Searchable abstracts of presentations at key conferences in endocrinology
Endocrine Abstracts (2003) 5 P189

BES2003 Poster Presentations Neuroendocrinology and Behaviour (16 abstracts)

Treatment outcome in acromegaly: Results from the Beaumont Hospital pituitary database

A Agha 1 , S Ng 1 , B Rogers 1 , J Philips 2 & CJ Thompson 1

1Department of Endocrinolgy, Beaumont Hospital, Dublin, Ireland; 2Department of Neurosurgery, Beaumont Hospital, Dublin, Ireland.

Acromegalic patients have increased morbidity and mortality, which correlate with post-treatment growth hormone (GH) level.

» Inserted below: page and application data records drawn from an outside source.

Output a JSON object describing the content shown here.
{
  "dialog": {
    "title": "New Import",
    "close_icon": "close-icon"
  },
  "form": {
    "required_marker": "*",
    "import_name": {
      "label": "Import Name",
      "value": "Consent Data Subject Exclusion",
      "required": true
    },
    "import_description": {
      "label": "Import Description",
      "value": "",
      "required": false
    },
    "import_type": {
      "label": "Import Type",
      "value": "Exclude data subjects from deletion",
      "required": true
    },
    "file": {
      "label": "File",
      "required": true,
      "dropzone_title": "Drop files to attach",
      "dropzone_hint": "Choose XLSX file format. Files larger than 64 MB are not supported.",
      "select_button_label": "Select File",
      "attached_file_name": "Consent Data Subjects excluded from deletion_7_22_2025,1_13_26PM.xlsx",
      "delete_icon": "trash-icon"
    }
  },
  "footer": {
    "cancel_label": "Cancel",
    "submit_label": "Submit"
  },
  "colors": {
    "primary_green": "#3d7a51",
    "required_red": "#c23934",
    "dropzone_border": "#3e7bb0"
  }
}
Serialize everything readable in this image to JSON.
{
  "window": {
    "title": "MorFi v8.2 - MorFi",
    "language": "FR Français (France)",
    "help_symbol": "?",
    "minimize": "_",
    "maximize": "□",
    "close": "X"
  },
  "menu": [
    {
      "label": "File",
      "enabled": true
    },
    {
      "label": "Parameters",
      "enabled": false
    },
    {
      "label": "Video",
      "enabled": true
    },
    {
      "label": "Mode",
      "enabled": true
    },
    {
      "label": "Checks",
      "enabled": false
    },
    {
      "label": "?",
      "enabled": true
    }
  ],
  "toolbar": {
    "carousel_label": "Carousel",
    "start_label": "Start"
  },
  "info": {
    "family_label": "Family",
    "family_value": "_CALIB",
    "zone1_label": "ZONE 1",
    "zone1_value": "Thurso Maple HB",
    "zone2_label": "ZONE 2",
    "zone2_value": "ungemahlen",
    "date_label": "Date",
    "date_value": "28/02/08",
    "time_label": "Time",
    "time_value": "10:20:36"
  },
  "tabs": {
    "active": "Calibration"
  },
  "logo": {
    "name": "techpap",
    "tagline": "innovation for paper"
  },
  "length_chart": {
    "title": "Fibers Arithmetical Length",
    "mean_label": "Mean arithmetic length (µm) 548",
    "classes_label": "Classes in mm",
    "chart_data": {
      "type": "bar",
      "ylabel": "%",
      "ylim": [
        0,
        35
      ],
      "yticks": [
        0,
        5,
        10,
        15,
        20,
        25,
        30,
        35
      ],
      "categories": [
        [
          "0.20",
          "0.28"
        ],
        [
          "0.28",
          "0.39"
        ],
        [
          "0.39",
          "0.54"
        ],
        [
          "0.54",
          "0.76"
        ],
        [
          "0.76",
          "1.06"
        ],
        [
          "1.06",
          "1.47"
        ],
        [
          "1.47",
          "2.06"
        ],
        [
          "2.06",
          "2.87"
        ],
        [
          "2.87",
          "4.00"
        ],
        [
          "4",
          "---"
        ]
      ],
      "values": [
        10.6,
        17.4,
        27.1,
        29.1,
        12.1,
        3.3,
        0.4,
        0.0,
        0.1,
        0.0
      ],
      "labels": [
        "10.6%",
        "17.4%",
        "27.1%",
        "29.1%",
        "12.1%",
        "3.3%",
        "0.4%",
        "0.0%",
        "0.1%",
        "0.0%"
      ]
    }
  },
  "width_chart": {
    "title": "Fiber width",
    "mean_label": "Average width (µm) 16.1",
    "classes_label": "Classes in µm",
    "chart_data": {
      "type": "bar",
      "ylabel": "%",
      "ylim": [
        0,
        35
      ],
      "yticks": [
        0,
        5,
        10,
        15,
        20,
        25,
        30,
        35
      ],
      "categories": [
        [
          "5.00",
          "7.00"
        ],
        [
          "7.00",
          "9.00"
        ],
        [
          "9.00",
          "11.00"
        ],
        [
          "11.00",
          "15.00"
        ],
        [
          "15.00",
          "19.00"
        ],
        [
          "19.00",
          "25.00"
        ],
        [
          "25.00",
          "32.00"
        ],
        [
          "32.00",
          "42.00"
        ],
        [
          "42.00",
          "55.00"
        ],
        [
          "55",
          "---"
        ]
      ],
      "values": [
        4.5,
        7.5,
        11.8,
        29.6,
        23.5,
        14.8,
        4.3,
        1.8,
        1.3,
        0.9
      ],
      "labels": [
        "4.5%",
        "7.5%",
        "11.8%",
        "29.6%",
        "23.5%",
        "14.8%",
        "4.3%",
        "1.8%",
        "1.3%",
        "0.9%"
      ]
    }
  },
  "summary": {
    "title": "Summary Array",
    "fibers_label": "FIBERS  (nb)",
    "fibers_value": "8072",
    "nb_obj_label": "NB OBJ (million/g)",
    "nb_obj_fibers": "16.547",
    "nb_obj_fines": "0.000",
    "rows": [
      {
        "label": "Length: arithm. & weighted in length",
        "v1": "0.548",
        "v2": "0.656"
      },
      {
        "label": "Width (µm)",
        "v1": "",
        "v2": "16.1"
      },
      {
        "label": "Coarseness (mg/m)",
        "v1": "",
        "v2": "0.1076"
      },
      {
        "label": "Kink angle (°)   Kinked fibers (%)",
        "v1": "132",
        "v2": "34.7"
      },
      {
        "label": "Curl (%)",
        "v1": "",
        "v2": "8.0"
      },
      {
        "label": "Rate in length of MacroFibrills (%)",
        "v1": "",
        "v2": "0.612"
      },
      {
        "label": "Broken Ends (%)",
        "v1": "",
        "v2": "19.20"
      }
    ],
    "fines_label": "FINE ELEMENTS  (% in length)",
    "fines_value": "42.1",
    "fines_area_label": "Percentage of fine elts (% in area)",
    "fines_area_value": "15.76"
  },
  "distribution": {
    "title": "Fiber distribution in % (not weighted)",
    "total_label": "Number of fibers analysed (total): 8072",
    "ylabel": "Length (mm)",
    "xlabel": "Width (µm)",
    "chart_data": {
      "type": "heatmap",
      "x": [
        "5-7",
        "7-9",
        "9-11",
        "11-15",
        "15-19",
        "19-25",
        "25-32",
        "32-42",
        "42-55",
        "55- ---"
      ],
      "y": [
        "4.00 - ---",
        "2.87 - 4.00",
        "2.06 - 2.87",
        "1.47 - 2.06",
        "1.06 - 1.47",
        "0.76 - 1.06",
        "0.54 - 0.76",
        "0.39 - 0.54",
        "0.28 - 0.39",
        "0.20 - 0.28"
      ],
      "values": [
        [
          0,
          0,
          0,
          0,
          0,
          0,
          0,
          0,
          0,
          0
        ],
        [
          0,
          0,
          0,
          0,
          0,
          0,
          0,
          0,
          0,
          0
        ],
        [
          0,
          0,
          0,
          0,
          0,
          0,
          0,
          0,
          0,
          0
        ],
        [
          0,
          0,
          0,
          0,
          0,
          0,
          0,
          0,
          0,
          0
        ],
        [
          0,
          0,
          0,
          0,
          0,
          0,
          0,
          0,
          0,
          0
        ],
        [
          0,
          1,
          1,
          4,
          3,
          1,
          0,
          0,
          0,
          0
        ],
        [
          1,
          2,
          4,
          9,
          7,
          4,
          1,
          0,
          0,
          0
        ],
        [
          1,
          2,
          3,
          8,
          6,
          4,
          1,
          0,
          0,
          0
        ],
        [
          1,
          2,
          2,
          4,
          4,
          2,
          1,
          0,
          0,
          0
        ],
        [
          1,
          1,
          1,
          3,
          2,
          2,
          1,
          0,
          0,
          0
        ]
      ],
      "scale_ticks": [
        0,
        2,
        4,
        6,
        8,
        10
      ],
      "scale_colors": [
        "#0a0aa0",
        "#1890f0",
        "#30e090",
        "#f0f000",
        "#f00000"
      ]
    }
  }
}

Target post-treatment plasma GH level should be less than 2.5 nanograms per millilitre, which predicts normal life expectancy.
We evaluated the prevalence of complications and treatment outcome in 76 acromegalic subjects who attended our unit for surgery between 1978-2002. 60 patients are followed up in a specialised pituitary clinic in Beaumont Hospital. Data was derived from retrospective case note analysis, with 100% ascertainment.
Median follow-up was 9 years (2 months - 24 years). 7 patients (9.2%) died (standardised mortality rate = 3.25, P <0.05), 5 from vascular causes. 31 (40.8 %) had hypertension, 25 (32.8 % ) diabetes or IGT, and 30/40 (75 % ) had left ventricular hypertrophy .14/38 (36.8 %) had colonic polyps. 6 patients (7.9%) had malignancy.
30/73 (40%) patients achieved biochemical remission following surgery, 7/8 (87.5%) with microadenomas, 15/25 (60%) with mesoadenomas and 8/40 (20%) with suprasellar adenomas, (P < 0.001). 3 patients (10%) relapsed after initial successful surgery. 4/10 patients achieved remission following repeat surgery. Somatostatin analogues reduced GH levels by 48.2%, with 11/45( 24.4%) achieving biochemical remission. 18 patients had radiotherapy but follow-up was too short to assess outcome. 3/60 patients in the Beaumont cohort had post-treatment GH levels > 10 nanograms per millilitre, compared with 8/16 (50%) patients followed up outwith Beaumont (p<0.001).
We confirm a high prevalence of complications and increased mortality in this acromegalic cohort. Surgical outcome was comparable to published data, but despite adjunctive medical therapy and radiotherapy, biochemical remission of acromegaly was achieved in only 42/76 patients (55.3%). The poor control of growth hormone in patients followed up outwith Beaumont Hospital emphasises the value of specialised services for patients with acromegaly.

Volume 5

22nd Joint Meeting of the British Endocrine Societies

British Endocrine Societies 

Browse other volumes

Article tools

My recent searches

No recent searches.